Saturday morning, I attended an MS Women’s Breakfast sponsored by the local chapter of the National MS Society. The guest speaker was Mary Elizabeth Quig, Ph.D., clinical neuropsychologist at Georgetown University MS Center and founding partner at Neuropsychology Associates of Fairfax. The title of her presentation was “Dames who Reframe.”
Dr. Quig began her presentation discussing neuropsychology, stress, and psychoneuroimmunology (PNI). Psychoneuroimmunology takes an interdisciplinary approach to the study of the interaction between mental processes, the nervous system, and the immune system. It offers a scientific study of the Mind-Body connection.
What is stress?
Stress is the body’s unconscious response to a demand -- any kind of demand whether good or bad. When the demand is perceived as excessive, the resulting “stress” can help us or hurt us. When a dangerous situation puts you under acute stress, the body’s reaction is to release hormones, including adrenaline and cortisol, as part of the fight-or-flight response. According to the Mayo Clinic, adrenaline helps to increase your heart rate, elevate blood pressure and boost energy supplies. Cortisol alters the normal immune system response and suppresses the digestive and reproductive systems, functions which are “nonessential or detrimental in a fight-or-flight situation.”
Although we no longer have to flee from a saber tooth tiger or wooly mammoth in our daily lives, our bodies continue to be wired to respond to this complex alert system. Still helpful when faced with physical dangers, but detrimental if the stress is in response to something emotional or cognitive and there is no need for the extra energy and strength created by an increased surge of hormones.
Stress and MS
Dr. Quig shared one study in the PNI literature that demonstrated individuals with high stress levels (in this case caregivers) have an increased number of respiratory tract infections, a poorer response to the flu vaccine, and slower wound healing as compared to well-matched controls (Kiecolt-Glaser, 1995). Several studies have demonstrated a connection between stressful events and MS relapses (Mohr, 2004).
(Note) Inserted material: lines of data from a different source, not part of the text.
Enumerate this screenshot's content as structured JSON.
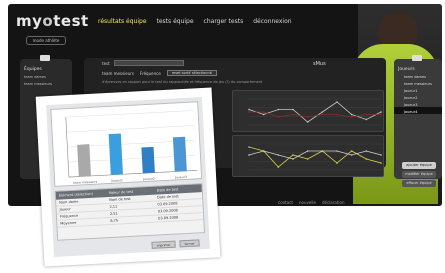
{
  "app": {
    "logo_left": "my",
    "logo_mid": "o",
    "logo_right": "test"
  },
  "nav": {
    "items": [
      "résultats équipe",
      "tests équipe",
      "charger tests",
      "déconnexion"
    ]
  },
  "mode_button": "mode athlète",
  "left_panel": {
    "title": "Équipes",
    "items": [
      "team dames",
      "team messieurs"
    ]
  },
  "right_panel": {
    "title": "Joueurs",
    "items": [
      "team dames",
      "team messieurs",
      "Joueur1",
      "Joueur2",
      "Joueur3",
      "Joueur4"
    ]
  },
  "right_buttons": [
    "ajouter équipe",
    "modifier équipe",
    "effacer équipe"
  ],
  "test_row": {
    "label": "test",
    "choice_a": "team messieurs",
    "choice_b": "Fréquence",
    "button": "reset sortif sélectionné"
  },
  "sub_text": "d'épreuves en rapport pour le test du rapprochée et fréquence de jeu (?) du comportement",
  "signature": "sMus",
  "footer": [
    "contact",
    "nouvelle",
    "déclaration"
  ],
  "photo": {
    "table_header": [
      "Élément (sélection)",
      "Valeur de test",
      "Date de test"
    ],
    "rows": [
      [
        "Nom dame",
        "Nom de test",
        "Date de test"
      ],
      [
        "Joueur",
        "2,11",
        "03.09.2008"
      ],
      [
        "Fréquence",
        "2,51",
        "03.09.2008"
      ],
      [
        "Moyenne",
        "8,75",
        "03.09.2008"
      ]
    ],
    "buttons": [
      "imprimer",
      "fermer"
    ]
  },
  "chart_data": [
    {
      "type": "bar",
      "categories": [
        "team messieurs",
        "Joueur1",
        "Joueur2",
        "Joueur3"
      ],
      "values": [
        0.53,
        0.68,
        0.43,
        0.57
      ],
      "ylim": [
        0,
        1
      ]
    },
    {
      "type": "line",
      "series": [
        {
          "values": [
            -0.1,
            -0.2,
            -0.1,
            -0.1,
            -0.35,
            -0.15,
            0.05,
            -0.2,
            -0.3,
            -0.15
          ]
        },
        {
          "values": [
            -0.15,
            -0.15,
            -0.25,
            -0.2,
            -0.25,
            -0.2,
            -0.2,
            -0.25,
            -0.2,
            -0.2
          ]
        }
      ]
    },
    {
      "type": "line",
      "series": [
        {
          "values": [
            0.7,
            0.6,
            0.2,
            0.5,
            0.4,
            0.6,
            0.3,
            0.6,
            0.4,
            0.3
          ]
        },
        {
          "values": [
            0.5,
            0.6,
            0.5,
            0.4,
            0.6,
            0.6,
            0.6,
            0.5,
            0.6,
            0.5
          ]
        }
      ]
    }
  ]
}
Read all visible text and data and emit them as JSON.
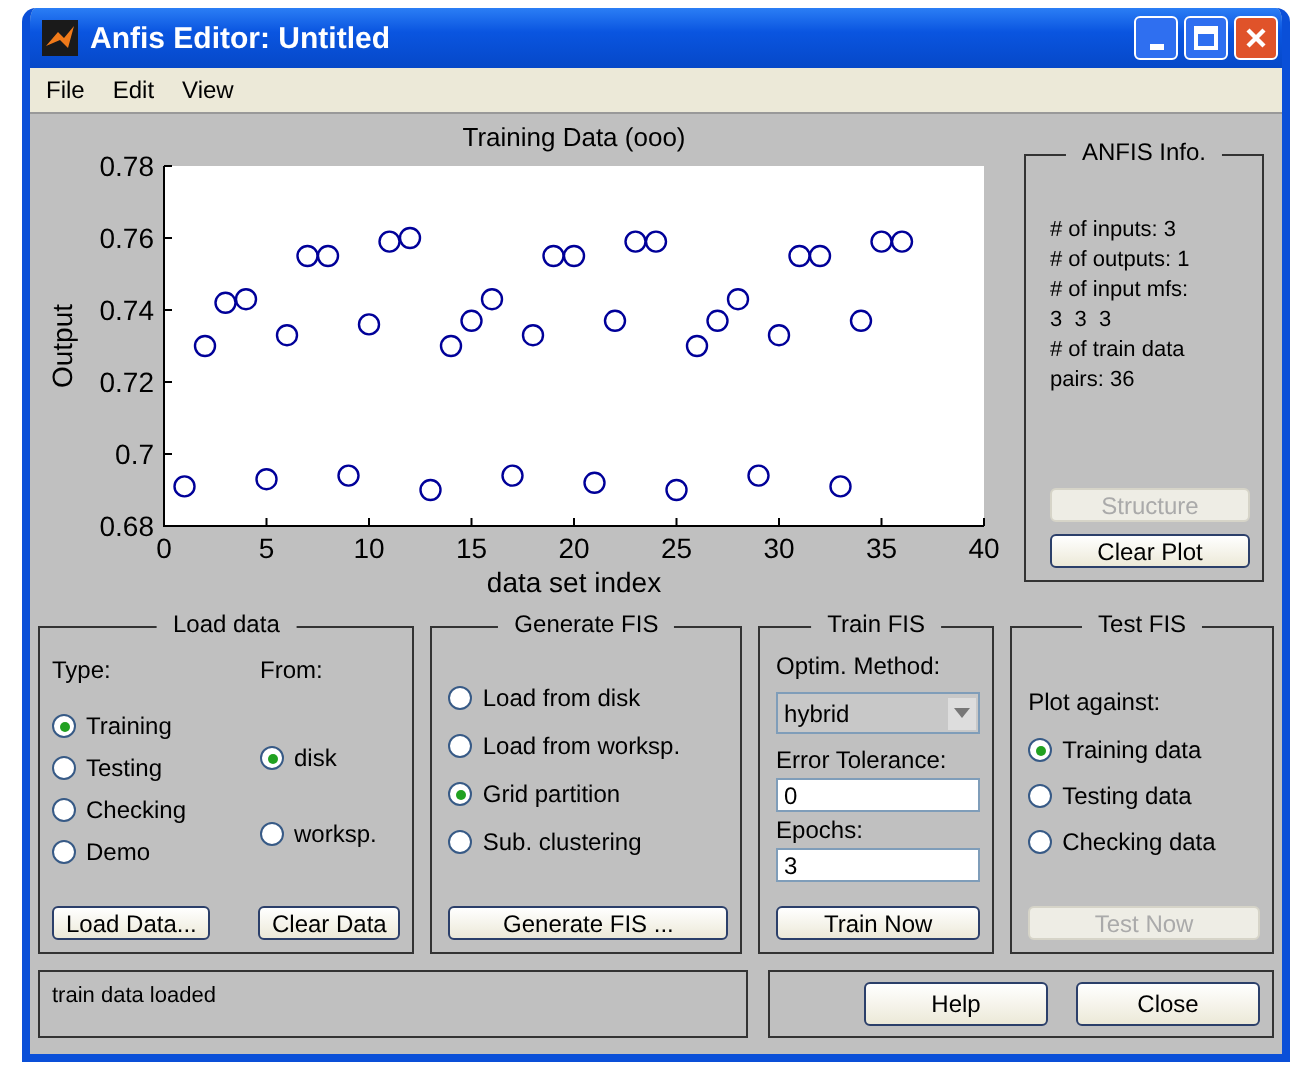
{
  "window": {
    "title": "Anfis Editor: Untitled"
  },
  "menu": [
    "File",
    "Edit",
    "View"
  ],
  "plot": {
    "chart_data": {
      "type": "scatter",
      "title": "Training Data (ooo)",
      "xlabel": "data set index",
      "ylabel": "Output",
      "x": [
        1,
        2,
        3,
        4,
        5,
        6,
        7,
        8,
        9,
        10,
        11,
        12,
        13,
        14,
        15,
        16,
        17,
        18,
        19,
        20,
        21,
        22,
        23,
        24,
        25,
        26,
        27,
        28,
        29,
        30,
        31,
        32,
        33,
        34,
        35,
        36
      ],
      "series": [
        {
          "color": "#000099",
          "values": [
            0.691,
            0.73,
            0.742,
            0.743,
            0.693,
            0.733,
            0.755,
            0.755,
            0.694,
            0.736,
            0.759,
            0.76,
            0.69,
            0.73,
            0.737,
            0.743,
            0.694,
            0.733,
            0.755,
            0.755,
            0.692,
            0.737,
            0.759,
            0.759,
            0.69,
            0.73,
            0.737,
            0.743,
            0.694,
            0.733,
            0.755,
            0.755,
            0.691,
            0.737,
            0.759,
            0.759
          ]
        }
      ],
      "xlim": [
        0,
        40
      ],
      "ylim": [
        0.68,
        0.78
      ],
      "xticks": [
        0,
        5,
        10,
        15,
        20,
        25,
        30,
        35,
        40
      ],
      "yticks": [
        0.68,
        0.7,
        0.72,
        0.74,
        0.76,
        0.78
      ]
    }
  },
  "anfis_info": {
    "title": "ANFIS Info.",
    "lines": [
      "# of inputs: 3",
      "# of outputs: 1",
      "# of input mfs:",
      "3  3  3",
      "# of train data",
      "pairs: 36"
    ],
    "buttons": [
      {
        "label": "Structure",
        "disabled": true
      },
      {
        "label": "Clear Plot",
        "disabled": false
      }
    ]
  },
  "load_data": {
    "title": "Load data",
    "type_label": "Type:",
    "from_label": "From:",
    "type_options": [
      {
        "label": "Training",
        "selected": true
      },
      {
        "label": "Testing",
        "selected": false
      },
      {
        "label": "Checking",
        "selected": false
      },
      {
        "label": "Demo",
        "selected": false
      }
    ],
    "from_options": [
      {
        "label": "disk",
        "selected": true
      },
      {
        "label": "worksp.",
        "selected": false
      }
    ],
    "buttons": [
      "Load Data...",
      "Clear Data"
    ]
  },
  "generate_fis": {
    "title": "Generate FIS",
    "options": [
      {
        "label": "Load from disk",
        "selected": false
      },
      {
        "label": "Load from worksp.",
        "selected": false
      },
      {
        "label": "Grid partition",
        "selected": true
      },
      {
        "label": "Sub. clustering",
        "selected": false
      }
    ],
    "button": "Generate FIS ..."
  },
  "train_fis": {
    "title": "Train FIS",
    "method_label": "Optim. Method:",
    "method": "hybrid",
    "error_tolerance_label": "Error Tolerance:",
    "error_tolerance": "0",
    "epochs_label": "Epochs:",
    "epochs": "3",
    "button": "Train Now"
  },
  "test_fis": {
    "title": "Test FIS",
    "plot_against_label": "Plot against:",
    "options": [
      {
        "label": "Training data",
        "selected": true
      },
      {
        "label": "Testing data",
        "selected": false
      },
      {
        "label": "Checking data",
        "selected": false
      }
    ],
    "button": {
      "label": "Test Now",
      "disabled": true
    }
  },
  "status_bar": "train data loaded",
  "buttons": [
    "Help",
    "Close"
  ]
}
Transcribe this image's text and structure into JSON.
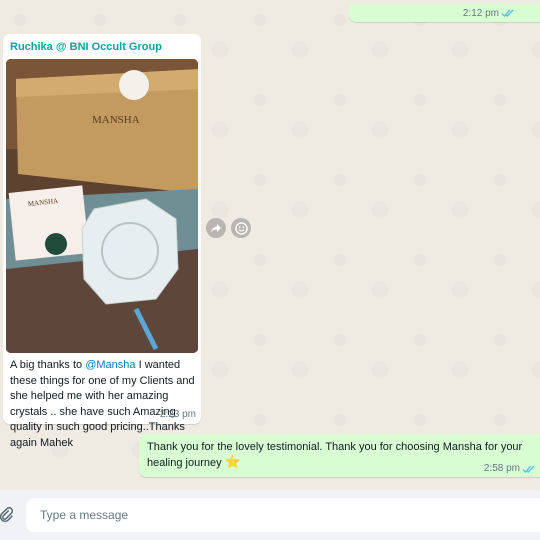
{
  "messages": {
    "top_outgoing": {
      "time": "2:12 pm"
    },
    "incoming": {
      "sender": "Ruchika @ BNI Occult Group",
      "text_before": "A big thanks to ",
      "mention": "@Mansha",
      "text_after": "  I wanted these things for one of my Clients and she helped me with her amazing crystals .. she have such Amazing quality in such good pricing..Thanks again Mahek",
      "time": "2:23 pm",
      "photo_box_text": "MANSHA",
      "photo_card_text": "MANSHA"
    },
    "bottom_outgoing": {
      "text": "Thank you for the lovely testimonial. Thank you for choosing Mansha for your healing journey",
      "emoji": "⭐",
      "time": "2:58 pm"
    }
  },
  "composer": {
    "placeholder": "Type a message"
  },
  "icons": {
    "forward": "forward-icon",
    "emoji": "emoji-icon",
    "attach": "attach-icon",
    "read_receipt": "double-check-icon"
  },
  "colors": {
    "outgoing_bubble": "#d9fdd3",
    "incoming_bubble": "#ffffff",
    "sender_name": "#06a59f",
    "mention": "#027eb5",
    "read_check": "#53bdeb"
  }
}
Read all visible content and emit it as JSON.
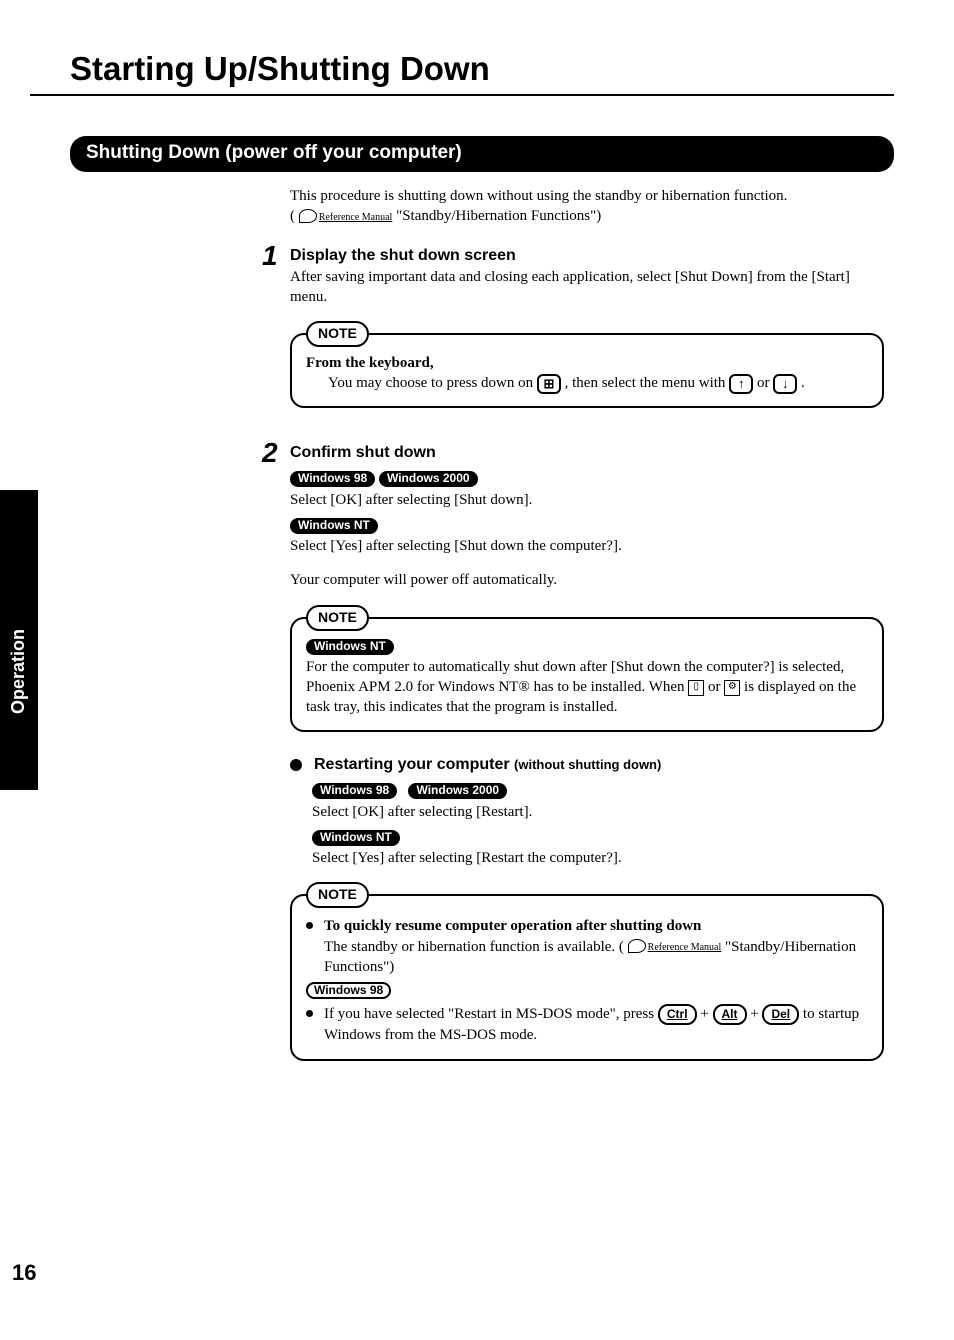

A study in the Netherlands found that stressful events more than doubled the risk exacerbation in patients with relapsing-remitting multiple sclerosis in the month following the stressful event. Infections were associated with a threefold increase of MS relapse (Buljevac, 2003). Examples of reported stressful events include illness or problems with a close family member, job stress, events related to house or car, sudden personal discomfort (unrelated to MS), death of a friend, relative, or pet, problems in a relationship, stress related to a holiday, or financial problems.